The charities he gives to are diverse, but his passion, Gabelli says, is education. Of course, a lot of the giving comes with the Gabelli name attached. There's the Gabelli School of Business at Roger Williams University in Rhode Island and a Gabelli Hall at Boston College.
The day after we first talked about his compensation, Gabelli sent FORTUNE a yellow sheet of paper with retyped figures from Institutional Investor's Alpha, ranking the top 25 "Highest Paid Hedge Fund Managers" in 2003.
There's George Soros and his $750 million at the top of the list. Toward the bottom is Cerberus Capital's Stephen Feinberg, who made $75 million that year. And then "Mario J. Gabelli, Gabelli Asset Management, $41 million" added neatly at the bottom.
A few days later he brings up the new hot-off-the-press list from Alpha: "Jim Simons [who runs Renaissance Capital] made $1.5 billion last year and runs less money than I," he says. "Plus, his returns were lower!" (While it's true that Simons runs a mere $5 billion, he's hardly a laggard. From 1990 to 2004, his flagship Medallion fund returned 33% annually net of fees, far more than either Gamco's stock or any of Gabelli's mutual funds.)

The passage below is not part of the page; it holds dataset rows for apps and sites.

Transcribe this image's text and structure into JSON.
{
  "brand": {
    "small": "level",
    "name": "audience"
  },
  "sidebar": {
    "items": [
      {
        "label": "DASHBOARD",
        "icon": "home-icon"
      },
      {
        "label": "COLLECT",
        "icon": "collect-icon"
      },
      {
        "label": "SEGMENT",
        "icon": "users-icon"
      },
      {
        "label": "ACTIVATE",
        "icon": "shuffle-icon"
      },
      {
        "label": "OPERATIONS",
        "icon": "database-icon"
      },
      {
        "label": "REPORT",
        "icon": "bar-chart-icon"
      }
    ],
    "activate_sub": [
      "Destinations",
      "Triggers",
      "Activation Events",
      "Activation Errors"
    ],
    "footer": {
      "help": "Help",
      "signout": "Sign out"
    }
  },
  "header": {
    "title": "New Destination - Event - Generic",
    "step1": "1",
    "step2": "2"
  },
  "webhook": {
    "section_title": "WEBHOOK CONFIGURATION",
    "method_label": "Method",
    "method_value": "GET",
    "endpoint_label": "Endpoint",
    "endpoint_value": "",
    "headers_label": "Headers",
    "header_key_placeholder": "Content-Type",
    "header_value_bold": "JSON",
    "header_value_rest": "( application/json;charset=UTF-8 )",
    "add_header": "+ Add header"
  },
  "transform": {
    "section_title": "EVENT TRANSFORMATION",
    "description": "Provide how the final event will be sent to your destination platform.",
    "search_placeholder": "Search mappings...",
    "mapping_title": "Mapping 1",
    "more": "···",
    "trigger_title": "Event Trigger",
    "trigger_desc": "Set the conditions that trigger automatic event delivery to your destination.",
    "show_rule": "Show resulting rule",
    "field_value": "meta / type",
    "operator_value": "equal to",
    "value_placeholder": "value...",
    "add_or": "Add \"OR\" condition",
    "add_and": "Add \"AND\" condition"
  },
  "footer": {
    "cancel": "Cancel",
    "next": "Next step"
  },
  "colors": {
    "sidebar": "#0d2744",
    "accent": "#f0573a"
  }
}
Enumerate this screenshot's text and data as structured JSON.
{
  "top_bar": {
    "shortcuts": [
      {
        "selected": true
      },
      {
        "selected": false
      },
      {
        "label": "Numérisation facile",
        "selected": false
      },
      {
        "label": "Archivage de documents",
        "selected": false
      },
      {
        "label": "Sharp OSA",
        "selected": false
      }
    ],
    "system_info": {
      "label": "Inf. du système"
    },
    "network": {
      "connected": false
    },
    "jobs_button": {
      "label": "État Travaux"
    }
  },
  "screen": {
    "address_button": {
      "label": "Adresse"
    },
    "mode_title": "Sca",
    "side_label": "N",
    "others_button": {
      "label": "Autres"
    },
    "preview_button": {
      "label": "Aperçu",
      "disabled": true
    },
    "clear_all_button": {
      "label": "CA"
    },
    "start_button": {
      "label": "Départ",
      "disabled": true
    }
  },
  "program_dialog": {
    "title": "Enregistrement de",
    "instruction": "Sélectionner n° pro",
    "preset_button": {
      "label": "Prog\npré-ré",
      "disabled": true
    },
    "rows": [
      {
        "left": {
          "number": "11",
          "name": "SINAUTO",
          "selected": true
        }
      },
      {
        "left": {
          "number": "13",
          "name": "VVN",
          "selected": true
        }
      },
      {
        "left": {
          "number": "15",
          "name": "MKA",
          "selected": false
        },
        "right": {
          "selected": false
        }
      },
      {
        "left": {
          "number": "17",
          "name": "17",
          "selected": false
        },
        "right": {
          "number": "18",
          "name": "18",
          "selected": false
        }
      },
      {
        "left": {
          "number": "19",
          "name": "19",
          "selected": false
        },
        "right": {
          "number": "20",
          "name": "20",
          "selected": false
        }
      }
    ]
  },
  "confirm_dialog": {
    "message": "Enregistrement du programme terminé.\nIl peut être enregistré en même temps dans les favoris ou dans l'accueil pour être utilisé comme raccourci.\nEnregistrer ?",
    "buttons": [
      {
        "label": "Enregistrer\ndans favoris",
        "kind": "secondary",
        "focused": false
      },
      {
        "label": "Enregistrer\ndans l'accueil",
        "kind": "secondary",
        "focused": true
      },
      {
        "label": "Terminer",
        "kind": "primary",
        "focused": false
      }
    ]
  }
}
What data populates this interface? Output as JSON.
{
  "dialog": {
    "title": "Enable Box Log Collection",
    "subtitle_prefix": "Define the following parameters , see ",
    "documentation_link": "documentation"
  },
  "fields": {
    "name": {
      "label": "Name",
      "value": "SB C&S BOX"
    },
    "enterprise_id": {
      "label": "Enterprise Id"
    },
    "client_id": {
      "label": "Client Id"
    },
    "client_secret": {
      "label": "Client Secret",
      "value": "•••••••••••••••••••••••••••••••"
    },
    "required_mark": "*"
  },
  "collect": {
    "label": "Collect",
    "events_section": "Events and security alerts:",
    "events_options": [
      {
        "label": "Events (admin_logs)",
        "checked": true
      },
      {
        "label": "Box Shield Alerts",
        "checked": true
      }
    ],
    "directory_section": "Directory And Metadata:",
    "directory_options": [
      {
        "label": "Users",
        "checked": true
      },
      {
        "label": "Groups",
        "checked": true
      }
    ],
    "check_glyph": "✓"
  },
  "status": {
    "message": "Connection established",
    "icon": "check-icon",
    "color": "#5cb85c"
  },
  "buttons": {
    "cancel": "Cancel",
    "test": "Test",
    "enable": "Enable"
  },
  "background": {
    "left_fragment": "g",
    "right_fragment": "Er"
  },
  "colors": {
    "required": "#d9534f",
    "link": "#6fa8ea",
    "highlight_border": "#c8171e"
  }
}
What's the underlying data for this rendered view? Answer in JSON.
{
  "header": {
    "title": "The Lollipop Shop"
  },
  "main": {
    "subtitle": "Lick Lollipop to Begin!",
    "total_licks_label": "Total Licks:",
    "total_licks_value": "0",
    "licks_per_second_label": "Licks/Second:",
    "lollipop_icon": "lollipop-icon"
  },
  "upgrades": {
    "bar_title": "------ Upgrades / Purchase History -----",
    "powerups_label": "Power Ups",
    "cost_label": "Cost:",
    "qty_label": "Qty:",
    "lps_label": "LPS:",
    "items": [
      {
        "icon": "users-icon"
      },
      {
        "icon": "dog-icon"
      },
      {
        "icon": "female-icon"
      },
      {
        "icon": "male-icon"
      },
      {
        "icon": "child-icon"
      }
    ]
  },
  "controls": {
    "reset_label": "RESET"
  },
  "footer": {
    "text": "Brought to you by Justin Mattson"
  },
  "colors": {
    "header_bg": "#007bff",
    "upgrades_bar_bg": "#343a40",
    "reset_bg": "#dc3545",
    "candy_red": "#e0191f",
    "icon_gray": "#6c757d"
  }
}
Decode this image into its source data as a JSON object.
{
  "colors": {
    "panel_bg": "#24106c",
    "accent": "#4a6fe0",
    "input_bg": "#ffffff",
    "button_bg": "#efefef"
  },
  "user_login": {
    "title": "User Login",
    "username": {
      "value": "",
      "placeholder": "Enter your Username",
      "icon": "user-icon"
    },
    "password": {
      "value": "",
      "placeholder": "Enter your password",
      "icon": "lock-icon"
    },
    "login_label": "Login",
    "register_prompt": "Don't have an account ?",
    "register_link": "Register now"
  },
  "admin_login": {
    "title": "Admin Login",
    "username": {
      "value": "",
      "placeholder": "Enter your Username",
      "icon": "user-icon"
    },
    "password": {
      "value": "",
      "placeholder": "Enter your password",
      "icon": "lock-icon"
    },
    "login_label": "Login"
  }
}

Two days after the FCC settlement is announced, Gabelli is on the phone again. It's another friendly chat that proceeds without incident until the very end, when the subject of his 38-year-old son Marc comes up.
Marc has been instrumental in the family business for years, running the famously named "Gabelli Global Interactive Couch Potato Fund" back in the late '90s. He could end up running Gamco one day. But Gabelli doesn't see questions about his offspring as relevant, and suddenly, without warning, he blows his stack.
"That question is out of bounds! It has nothing to do with [Gamco]!" he barks. "I know where you're going with this ... you're going to ask about my other children too." He was wrong about that. But perhaps the stress of this year's difficulties was finally getting to him.
Clearly, Gabelli wants to be remembered as much more than just a guy who made a ton of money running mutual funds. He wants to join the pantheon of great investors he's sought to emulate all his life. The problem is Gabelli keeps getting in his own way. Maybe that's just Mario being Mario.